Lorenzo Martínez plays drum set and sings on this album, though he is a multifaceted musician. Born and raised in the Norwalk-Whittier area in southeast Los Angeles, he remembers improvising a drum set from pots and pans when he was small. "I always knew that music grabbed me, so I grabbed it back," he reflects. Lorenzo grew up listening to accordion music favored by his grandmother Epifania Chávez. He took up saxophone in school, which eventually led his to jazz studies at Cerritos College. There, an encounter with the school's mariachi performance program led by mariachi trumpeter/arranger/bandleader José Hernández sharply changed his musical direction. "That was the beginning of something different in my life," he says. Lorenzo took up the vihuela guitar and the guitarrón acoustic bass and began playing Mexican music. He studied mariachi with renowned musician Nati Cano at UCLA. At the same time, he started playing Texan-style orquesta tejana and rhythm and blues in East Los Angeles. When Max Baca was on tour in Los Angeles with the Texas Tornados in the early 1990s, he met Lorenzo playing in the Texan-style group, Los Rock Angels, and the two began a long-term musical acquaintance. Lorenzo began playing with Los Texmaniacs in 2003 and remained a regular member of the group's pool of regulars. What's special about the Texmaniacs for Lorenzo? "The Chicano mix that they do," he answers. "We're so fortunate to be part of a [Chicano] culture that could grasp the blues and do a traditional bolero or ranchera. I think that's why they're special.... Everyone shows up to see the Texmaniacs, all ages." Lorenzo resides both in Los Angeles and San Antonio, staying closely connected to variety of musical veins in both places, working as a free lance musician and music teacher. In learning to play different styles of music well, he counsels, "It's very important to know the roots of every genre, whoever you are, wherever you're from. Learn the traditional style and learn it well."
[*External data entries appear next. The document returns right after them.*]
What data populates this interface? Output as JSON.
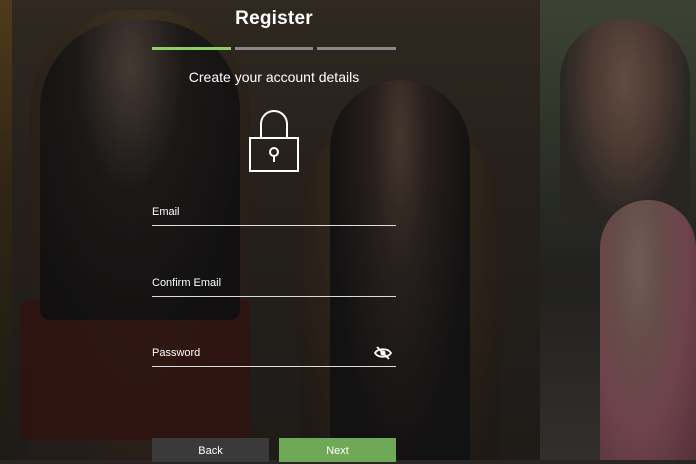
{
  "header": {
    "title": "Register"
  },
  "progress": {
    "steps": 3,
    "current_step": 1,
    "active_color": "#8dd06a"
  },
  "form": {
    "subtitle": "Create your account details",
    "lock_icon": "padlock-icon",
    "fields": {
      "email": {
        "label": "Email",
        "value": ""
      },
      "confirm_email": {
        "label": "Confirm Email",
        "value": ""
      },
      "password": {
        "label": "Password",
        "value": "",
        "toggle_icon": "eye-slash-icon"
      }
    }
  },
  "buttons": {
    "back_label": "Back",
    "next_label": "Next",
    "next_color": "#6fa957"
  }
}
In 2012, Los Texmaniacs released their second album with Smithsonian Folkways entitled "Texas Towns & Tex-Mex Sounds." The 18-song collection features a blend of polka, boleros, ballads, and Western swing, drawing from the rich tradition of Tex-Mex culture and signaling a new social relevance and creative expansion.